Passion projects can be quite a tortuous labor for filmmakers, spending years revising and ruminating on how best to put a fascinating idea or story your adapting on a film reel. James Cameron, I suspect, is fully aware of the effort involved with Alita: Battle Angel, an adaptation of Yukito Kishiro’s 1990s cyberpunk manga Gunnm. An adaptation nearly three decades in the making by the ambitious filmmaker and whose motion-capturing techniques developed for the project debuted earlier in Avatar, it is impossible to deny the labor that went into this project. Yet sometimes a long development period is an equivalent to over-cooking, and unfortunately this holds true for Alita. It is a mess, but a lovable one at that.
In a edgy riff on the premise of Astro Boy, Alita takes place in a dystopian Earth where, in the aftermath of a war that bombed the world into a classism metaphor, bioengineer Dr. Ido (Christoph Waltz) discovers in the landfill deposited from the last floating city Zalem the remains of Alita (Rosa Salazar), a relic of this past conflict. After rebuilding her, Alita strives to find a place in this strange world she finds herself in while also reconnecting to her lost past; a search that brings her into conflict with the class system of the setting.
The film oscillates between two distinct modes that fail to coalesce into a whole. The first is as a brash, cgi-fueled, action movie with a heroine who moves elegantly thru the chaos. It is here that Robert Rodriguez skills as an action director truly comes into play, translating the black and white manga panels to the screen in a way that never feels uncanny while also ensuring the characters never get lost in the mist of smoke, blood, spikes, and swords. The other mode, however, is where you’ll find the James Cameron who directed Titanic; a meticulously crafted teen melodrama that details the budding romance between Alita and Keean Johnson’s Hugo and the troubled father-daughter dynamic between her and Dr. Ido. And the melodrama is quite tender, facilitating an emotional narrative that I was endeared to and one that I feel that teenage girls, who would more readily relate to the ongoings on screen, would absolutely love.

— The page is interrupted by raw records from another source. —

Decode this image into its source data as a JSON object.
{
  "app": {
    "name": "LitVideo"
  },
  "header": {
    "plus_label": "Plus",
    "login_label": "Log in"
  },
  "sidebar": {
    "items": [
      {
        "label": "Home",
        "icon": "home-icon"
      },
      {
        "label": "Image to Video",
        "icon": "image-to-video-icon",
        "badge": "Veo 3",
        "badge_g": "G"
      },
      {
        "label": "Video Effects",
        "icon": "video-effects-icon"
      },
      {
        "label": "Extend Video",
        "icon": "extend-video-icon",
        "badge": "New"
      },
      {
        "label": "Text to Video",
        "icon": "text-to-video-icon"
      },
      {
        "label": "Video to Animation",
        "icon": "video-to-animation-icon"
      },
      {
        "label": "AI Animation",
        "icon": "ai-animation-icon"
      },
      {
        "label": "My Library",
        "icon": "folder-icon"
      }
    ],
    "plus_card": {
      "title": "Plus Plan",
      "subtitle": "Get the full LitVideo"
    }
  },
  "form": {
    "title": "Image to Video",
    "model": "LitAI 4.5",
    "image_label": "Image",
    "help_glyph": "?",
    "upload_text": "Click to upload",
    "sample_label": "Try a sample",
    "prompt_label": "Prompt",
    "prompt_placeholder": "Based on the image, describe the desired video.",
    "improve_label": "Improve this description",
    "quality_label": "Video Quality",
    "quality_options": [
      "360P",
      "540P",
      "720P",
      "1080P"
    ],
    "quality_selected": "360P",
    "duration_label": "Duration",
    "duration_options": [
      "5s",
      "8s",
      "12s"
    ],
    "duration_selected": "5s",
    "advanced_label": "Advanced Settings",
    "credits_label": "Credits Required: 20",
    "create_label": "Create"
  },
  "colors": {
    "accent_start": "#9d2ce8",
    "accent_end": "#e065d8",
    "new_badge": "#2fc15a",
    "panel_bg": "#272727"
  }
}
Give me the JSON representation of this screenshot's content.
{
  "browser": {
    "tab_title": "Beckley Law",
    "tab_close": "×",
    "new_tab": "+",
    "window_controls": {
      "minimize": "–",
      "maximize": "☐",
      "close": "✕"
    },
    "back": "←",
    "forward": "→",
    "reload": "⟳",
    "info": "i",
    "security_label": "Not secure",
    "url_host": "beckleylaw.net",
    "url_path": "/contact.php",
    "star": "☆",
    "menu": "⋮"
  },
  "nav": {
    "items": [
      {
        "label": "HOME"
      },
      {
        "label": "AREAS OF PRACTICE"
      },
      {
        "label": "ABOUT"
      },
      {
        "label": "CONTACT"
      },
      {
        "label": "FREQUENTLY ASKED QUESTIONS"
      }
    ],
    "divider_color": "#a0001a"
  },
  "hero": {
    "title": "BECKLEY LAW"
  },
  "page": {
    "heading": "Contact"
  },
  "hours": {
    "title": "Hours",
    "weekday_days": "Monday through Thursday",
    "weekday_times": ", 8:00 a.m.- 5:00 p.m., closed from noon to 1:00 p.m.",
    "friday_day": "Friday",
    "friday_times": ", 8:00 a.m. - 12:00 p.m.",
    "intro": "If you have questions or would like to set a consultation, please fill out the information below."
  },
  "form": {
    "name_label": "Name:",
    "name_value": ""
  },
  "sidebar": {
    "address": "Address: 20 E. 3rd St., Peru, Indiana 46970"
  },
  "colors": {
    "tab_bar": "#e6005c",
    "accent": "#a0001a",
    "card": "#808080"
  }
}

But as the film alternates between these modes is where it begins to fall apart. Often the actions scenes are over-blown, with sequences like the deadly version of roller derby going on so long that the initial drama that informed it is lost. Subsequently, the focus on teen melodrama can leave this action blockbuster with long periods without so much as a single punch thrown or just one measly back-flip. Compounding this issue is a screenplay with multiple false endings where the main conflict is seemingly resolved only for a new one to begin until film ends not on a resolution, but on a conflict that just started. The film at times feels less like the cohesive whole it’s trying to be, but merely an abridged version of the serialized manga it’s based on.
Yet despite these faults, I can’t say that I disliked the film. In fact, at points, I loved it. While all the actors handle the material well, Rosa Salazar in particular crafts the character of Alita in such a way that she is believable when she goes from an emphatic teenager to an action heroine, allowing the audience to at least focus on her while the rest of the film meanders. And while the film may violently ricochet between a teen melodrama, an action blockbuster, and a sci-fi dystopia in such a way that it loses focus, when it does decide to linger it does so very well. Funnily enough, much like how Alita is a mixture of organic, mechanical, to downright alien elements in the setting, the film itself is a hodgepodge of disparate elements that might be inefficient when put together but nevertheless deliver on a good time. Frankly, I rather view an ambitious miss than a safe hit, and if you feel the same then by all means strap on a pair of skates and enter the gun dream.
Rating: 3 / 5